“In the city, we study the groundwater table during the end of the monsoon as the fluctuations in the level would have settled. Good rainfall for eight years consecutively and proper maintenance of the RWH structures in most buildings has helped sustain groundwater resources,” an official of Metrowater said.
At present 50 observation wells are being monitored in the city. The average groundwater level in the city has registered an increase of 0.30 metre last month compared to December 2010. The water table during December 2011 was at 1.90 metre below ground level.
The water table now has improved by a minimum of four metres as compared to 2003, which experienced drought. The level then had receded to 7 metre below ground as the city recorded only half of its annual quota of rainfall of 1,200 mm.
According to a recent study, the water level in sandy areas such as New Washermenpet, George Town and Besant Nagar is between 1.5 m and 2 m. The level in clay areas, including Kolathur, Pulianthope and Virugambakkam, was at 0.5 m to 1 m last month compared to 2.2 metre during the same period the previous year.
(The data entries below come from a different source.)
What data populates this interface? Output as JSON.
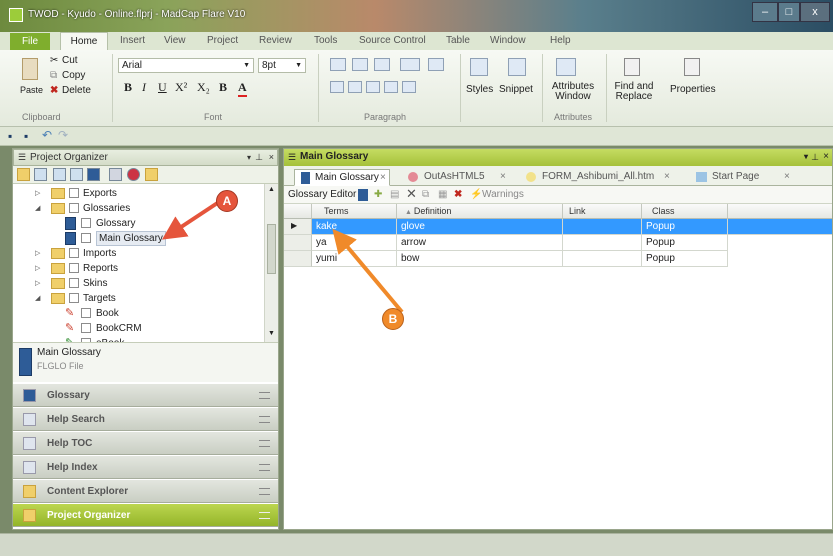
{
  "window": {
    "title": "TWOD - Kyudo - Online.flprj - MadCap Flare V10"
  },
  "ribbon_tabs": [
    "File",
    "Home",
    "Insert",
    "View",
    "Project",
    "Review",
    "Tools",
    "Source Control",
    "Table",
    "Window",
    "Help"
  ],
  "clipboard": {
    "cut": "Cut",
    "copy": "Copy",
    "paste": "Paste",
    "delete": "Delete",
    "label": "Clipboard"
  },
  "font": {
    "family": "Arial",
    "size": "8pt",
    "label": "Font"
  },
  "paragraph": {
    "label": "Paragraph"
  },
  "styles": {
    "styles": "Styles",
    "snippet": "Snippet"
  },
  "attributes": {
    "window": "Attributes Window",
    "label": "Attributes"
  },
  "find": {
    "find": "Find and Replace",
    "properties": "Properties"
  },
  "organizer": {
    "title": "Project Organizer",
    "tree": [
      {
        "label": "Exports",
        "expander": "▷"
      },
      {
        "label": "Glossaries",
        "expander": "◢"
      },
      {
        "label": "Glossary"
      },
      {
        "label": "Main Glossary"
      },
      {
        "label": "Imports",
        "expander": "▷"
      },
      {
        "label": "Reports",
        "expander": "▷"
      },
      {
        "label": "Skins",
        "expander": "▷"
      },
      {
        "label": "Targets",
        "expander": "◢"
      },
      {
        "label": "Book"
      },
      {
        "label": "BookCRM"
      },
      {
        "label": "eBook"
      }
    ],
    "selected": {
      "name": "Main Glossary",
      "type": "FLGLO File"
    },
    "nav": [
      "Glossary",
      "Help Search",
      "Help TOC",
      "Help Index",
      "Content Explorer",
      "Project Organizer"
    ]
  },
  "main": {
    "title": "Main Glossary",
    "tabs": [
      "Main Glossary",
      "OutAsHTML5",
      "FORM_Ashibumi_All.htm",
      "Start Page"
    ],
    "tab_close": "×",
    "editor_label": "Glossary Editor",
    "warnings": "Warnings",
    "columns": [
      "Terms",
      "Definition",
      "Link",
      "Class"
    ],
    "rows": [
      {
        "term": "kake",
        "definition": "glove",
        "link": "",
        "class": "Popup"
      },
      {
        "term": "ya",
        "definition": "arrow",
        "link": "",
        "class": "Popup"
      },
      {
        "term": "yumi",
        "definition": "bow",
        "link": "",
        "class": "Popup"
      }
    ]
  },
  "callouts": {
    "a": "A",
    "b": "B"
  },
  "colors": {
    "accent": "#a5c13a",
    "selection": "#3399ff",
    "callout": "#e5553c"
  }
}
In hard rock areas such as Guindy, Taramani and Velachery, the level stood at 2 metre. However, the water table was below 4 m in some localities such as T.Nagar, Saidapet and Vallalar Nagar.
The water quality has also improved in the city. The level of total dissolved solids ranged between 200 parts per million (ppm) and 1,500 ppm across the city in December last year. The permissible limit of TDS is 500 ppm.
While the TDS level in areas such as Chetpet, Purasawalkam, K.K. Nagar and MKB Nagar is below 500 ppm, the water quality is comparatively poor in coastal areas such as Besant Nagar and Thiruvanmiyur.